Exercise
Give only the lines from the one containing "Extract the structured" through the end of the material below, exactly as written.

The data
━━━━
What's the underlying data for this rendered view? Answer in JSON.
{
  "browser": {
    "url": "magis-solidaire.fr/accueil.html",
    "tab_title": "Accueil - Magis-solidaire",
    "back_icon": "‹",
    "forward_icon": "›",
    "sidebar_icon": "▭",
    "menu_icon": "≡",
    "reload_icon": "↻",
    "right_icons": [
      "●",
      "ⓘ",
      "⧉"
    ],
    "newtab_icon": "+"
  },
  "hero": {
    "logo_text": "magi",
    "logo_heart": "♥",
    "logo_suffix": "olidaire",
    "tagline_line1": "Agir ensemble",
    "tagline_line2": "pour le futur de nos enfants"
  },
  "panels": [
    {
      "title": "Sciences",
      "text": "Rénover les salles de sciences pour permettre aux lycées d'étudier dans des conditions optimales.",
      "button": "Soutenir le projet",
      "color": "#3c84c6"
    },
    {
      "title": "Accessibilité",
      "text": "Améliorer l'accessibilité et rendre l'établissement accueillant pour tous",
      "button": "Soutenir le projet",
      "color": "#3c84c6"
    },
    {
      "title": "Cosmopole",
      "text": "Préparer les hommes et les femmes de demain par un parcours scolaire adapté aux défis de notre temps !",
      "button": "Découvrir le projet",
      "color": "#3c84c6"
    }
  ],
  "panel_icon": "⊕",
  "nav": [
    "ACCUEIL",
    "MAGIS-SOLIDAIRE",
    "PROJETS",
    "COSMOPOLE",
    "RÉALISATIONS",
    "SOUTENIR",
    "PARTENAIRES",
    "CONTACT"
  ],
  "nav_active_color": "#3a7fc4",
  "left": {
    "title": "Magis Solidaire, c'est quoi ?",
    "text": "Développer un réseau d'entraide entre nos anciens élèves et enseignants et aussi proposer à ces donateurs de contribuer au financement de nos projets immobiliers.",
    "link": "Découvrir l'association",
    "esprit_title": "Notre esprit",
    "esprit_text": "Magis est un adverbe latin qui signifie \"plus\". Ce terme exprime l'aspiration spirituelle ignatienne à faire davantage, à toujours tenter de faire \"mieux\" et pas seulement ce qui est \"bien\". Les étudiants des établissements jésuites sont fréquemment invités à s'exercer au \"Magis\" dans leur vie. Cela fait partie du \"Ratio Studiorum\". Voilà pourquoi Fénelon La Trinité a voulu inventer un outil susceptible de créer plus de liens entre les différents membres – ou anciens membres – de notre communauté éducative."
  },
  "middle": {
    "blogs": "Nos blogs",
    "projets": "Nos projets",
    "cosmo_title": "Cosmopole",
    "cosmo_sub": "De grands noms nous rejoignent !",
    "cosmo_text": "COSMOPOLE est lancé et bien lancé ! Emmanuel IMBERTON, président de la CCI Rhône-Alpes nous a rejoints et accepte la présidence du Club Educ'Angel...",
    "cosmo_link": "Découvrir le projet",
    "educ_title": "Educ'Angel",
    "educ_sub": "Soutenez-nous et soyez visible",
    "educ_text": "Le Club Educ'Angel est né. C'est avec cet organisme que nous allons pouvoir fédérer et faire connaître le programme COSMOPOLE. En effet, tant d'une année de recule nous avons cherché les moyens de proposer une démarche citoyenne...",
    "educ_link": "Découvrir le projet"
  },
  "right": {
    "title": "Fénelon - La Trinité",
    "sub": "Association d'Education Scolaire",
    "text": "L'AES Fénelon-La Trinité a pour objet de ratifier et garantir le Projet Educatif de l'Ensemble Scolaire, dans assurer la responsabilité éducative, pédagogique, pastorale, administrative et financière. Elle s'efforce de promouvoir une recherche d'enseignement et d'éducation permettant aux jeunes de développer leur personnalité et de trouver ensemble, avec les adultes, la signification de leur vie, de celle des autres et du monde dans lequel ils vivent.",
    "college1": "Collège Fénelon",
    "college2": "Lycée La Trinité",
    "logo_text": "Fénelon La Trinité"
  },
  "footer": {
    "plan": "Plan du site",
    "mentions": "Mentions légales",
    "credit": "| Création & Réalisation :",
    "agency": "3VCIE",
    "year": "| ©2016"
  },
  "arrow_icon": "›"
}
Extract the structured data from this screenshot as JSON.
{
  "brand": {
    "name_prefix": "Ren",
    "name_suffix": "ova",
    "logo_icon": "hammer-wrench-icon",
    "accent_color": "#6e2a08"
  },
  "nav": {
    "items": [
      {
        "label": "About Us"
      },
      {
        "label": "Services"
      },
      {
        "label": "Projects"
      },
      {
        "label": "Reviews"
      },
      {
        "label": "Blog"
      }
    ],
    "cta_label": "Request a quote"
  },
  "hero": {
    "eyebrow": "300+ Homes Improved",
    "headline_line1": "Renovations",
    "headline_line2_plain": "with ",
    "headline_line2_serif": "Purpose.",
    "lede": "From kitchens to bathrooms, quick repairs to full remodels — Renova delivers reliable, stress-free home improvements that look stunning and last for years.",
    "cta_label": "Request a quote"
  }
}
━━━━
Exercise answer
Extract the structured data from this screenshot as JSON.
{
  "brand": {
    "name_prefix": "Ren",
    "name_suffix": "ova",
    "logo_icon": "hammer-wrench-icon",
    "accent_color": "#6e2a08"
  },
  "nav": {
    "items": [
      {
        "label": "About Us"
      },
      {
        "label": "Services"
      },
      {
        "label": "Projects"
      },
      {
        "label": "Reviews"
      },
      {
        "label": "Blog"
      }
    ],
    "cta_label": "Request a quote"
  },
  "hero": {
    "eyebrow": "300+ Homes Improved",
    "headline_line1": "Renovations",
    "headline_line2_plain": "with ",
    "headline_line2_serif": "Purpose.",
    "lede": "From kitchens to bathrooms, quick repairs to full remodels — Renova delivers reliable, stress-free home improvements that look stunning and last for years.",
    "cta_label": "Request a quote"
  }
}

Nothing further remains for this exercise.